Robopocalypse by Daniel H. Wilson

June 7, 2011

Robopocalypse is another book I found out about by poking around on I read one review that described the book as a World War Z knockoff and I was intrigued. I loved World War Z and I figured that if Robopocalypse stuck to a similar formula, we might have a nice little pulpy tale of a robot uprising on our hands. You know what they say: imitation is the sincerest form of flattery. It shouldn’t have been hard, but when something looks simple a human can find a thousand ways to screw it up. This should have been a simple mathematical equation: You take out the zombies (subtraction) and replace them with robots (addition). Well, I always sucked at math…

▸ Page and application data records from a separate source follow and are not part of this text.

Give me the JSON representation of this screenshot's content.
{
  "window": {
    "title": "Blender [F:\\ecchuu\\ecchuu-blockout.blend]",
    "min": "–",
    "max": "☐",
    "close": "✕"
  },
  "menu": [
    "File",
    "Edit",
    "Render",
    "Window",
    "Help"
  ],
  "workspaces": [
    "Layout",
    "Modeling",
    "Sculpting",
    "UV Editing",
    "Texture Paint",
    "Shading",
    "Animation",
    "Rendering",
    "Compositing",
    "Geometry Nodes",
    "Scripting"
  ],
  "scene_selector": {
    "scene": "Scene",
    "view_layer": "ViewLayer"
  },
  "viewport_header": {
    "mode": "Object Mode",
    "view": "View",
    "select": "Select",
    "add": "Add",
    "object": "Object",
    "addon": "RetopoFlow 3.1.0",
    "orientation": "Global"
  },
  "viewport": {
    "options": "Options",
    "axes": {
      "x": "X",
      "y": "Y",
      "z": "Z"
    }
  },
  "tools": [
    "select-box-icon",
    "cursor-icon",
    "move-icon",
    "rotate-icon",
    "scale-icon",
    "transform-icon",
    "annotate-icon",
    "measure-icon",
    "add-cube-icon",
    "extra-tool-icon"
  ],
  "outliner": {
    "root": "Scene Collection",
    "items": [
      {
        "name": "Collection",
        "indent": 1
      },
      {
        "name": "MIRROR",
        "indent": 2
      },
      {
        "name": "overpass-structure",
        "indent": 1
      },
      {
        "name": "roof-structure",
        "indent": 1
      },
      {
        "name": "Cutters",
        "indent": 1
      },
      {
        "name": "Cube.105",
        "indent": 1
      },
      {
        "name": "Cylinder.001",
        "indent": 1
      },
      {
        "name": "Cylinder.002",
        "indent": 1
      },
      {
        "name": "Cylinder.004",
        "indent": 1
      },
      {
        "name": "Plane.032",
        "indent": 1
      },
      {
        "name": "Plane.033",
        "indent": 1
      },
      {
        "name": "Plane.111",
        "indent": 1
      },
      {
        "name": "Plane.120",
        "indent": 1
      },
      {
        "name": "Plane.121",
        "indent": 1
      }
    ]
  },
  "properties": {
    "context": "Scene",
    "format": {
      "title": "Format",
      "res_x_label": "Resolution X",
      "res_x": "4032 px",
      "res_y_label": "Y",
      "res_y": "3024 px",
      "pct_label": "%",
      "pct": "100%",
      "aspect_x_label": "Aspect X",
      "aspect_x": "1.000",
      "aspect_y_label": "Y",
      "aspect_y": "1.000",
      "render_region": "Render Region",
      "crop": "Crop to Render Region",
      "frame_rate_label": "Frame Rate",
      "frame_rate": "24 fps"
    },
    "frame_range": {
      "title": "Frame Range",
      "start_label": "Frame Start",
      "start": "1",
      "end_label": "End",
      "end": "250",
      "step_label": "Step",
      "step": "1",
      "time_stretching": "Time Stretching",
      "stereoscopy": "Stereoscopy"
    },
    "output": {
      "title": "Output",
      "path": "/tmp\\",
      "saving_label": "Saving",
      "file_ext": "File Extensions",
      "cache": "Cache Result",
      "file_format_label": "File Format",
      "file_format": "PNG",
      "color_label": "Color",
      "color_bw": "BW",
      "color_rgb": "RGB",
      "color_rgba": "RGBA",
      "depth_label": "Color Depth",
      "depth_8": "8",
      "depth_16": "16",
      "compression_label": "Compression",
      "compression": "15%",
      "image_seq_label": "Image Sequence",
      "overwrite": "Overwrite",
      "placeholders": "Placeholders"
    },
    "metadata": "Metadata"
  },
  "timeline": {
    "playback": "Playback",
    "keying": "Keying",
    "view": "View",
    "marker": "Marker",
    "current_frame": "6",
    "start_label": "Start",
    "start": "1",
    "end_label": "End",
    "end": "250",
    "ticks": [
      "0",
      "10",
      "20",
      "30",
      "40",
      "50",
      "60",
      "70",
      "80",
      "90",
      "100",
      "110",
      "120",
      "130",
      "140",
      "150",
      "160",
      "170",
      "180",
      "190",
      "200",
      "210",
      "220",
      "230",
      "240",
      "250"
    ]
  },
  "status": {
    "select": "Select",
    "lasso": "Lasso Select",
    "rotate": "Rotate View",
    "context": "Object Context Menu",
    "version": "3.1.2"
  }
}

I really wanted to like this book. I tried really hard to like this book. I just couldn’t get there. The author took a little piece of Howard Hawks’s classic film The Thing, threw in a huge chunk of the Stephen King written film Maximum Overdrive, and topped it off with selections from the Terminator films 1, 2, and Terminator Salvation. Some of the main characters were wooden and unbelievable while just about all of them were forgettable.

The first half of the book did feature cool scenes with the robots becoming self aware and deciding to take apart their human controllers limb by limb. I enjoyed some of the descriptions of the battle between the human survivors, and of the landscape of the world after everything went to shit. However, I did have a hard time keeping the descriptions of all the robots straight in my head. They all began to blur together, a miasma of flailing mechanical limbs, wires, and fried circuitry. During the second half of the book human-robot hybrids begin to show up and that’s right around where I began to lose interest. I had to struggle to finish this book. Hell, right now I’m trying to claw my way through the writing of this review.

Spielberg bought the rights and is making the movie, set to be released during Summer 2013. That might be cool, but, then again, after reading back over this review, probably not. I’m holding out for the big screen of World War Z because after all, zombies are cooler than robots.

Dave Wahlman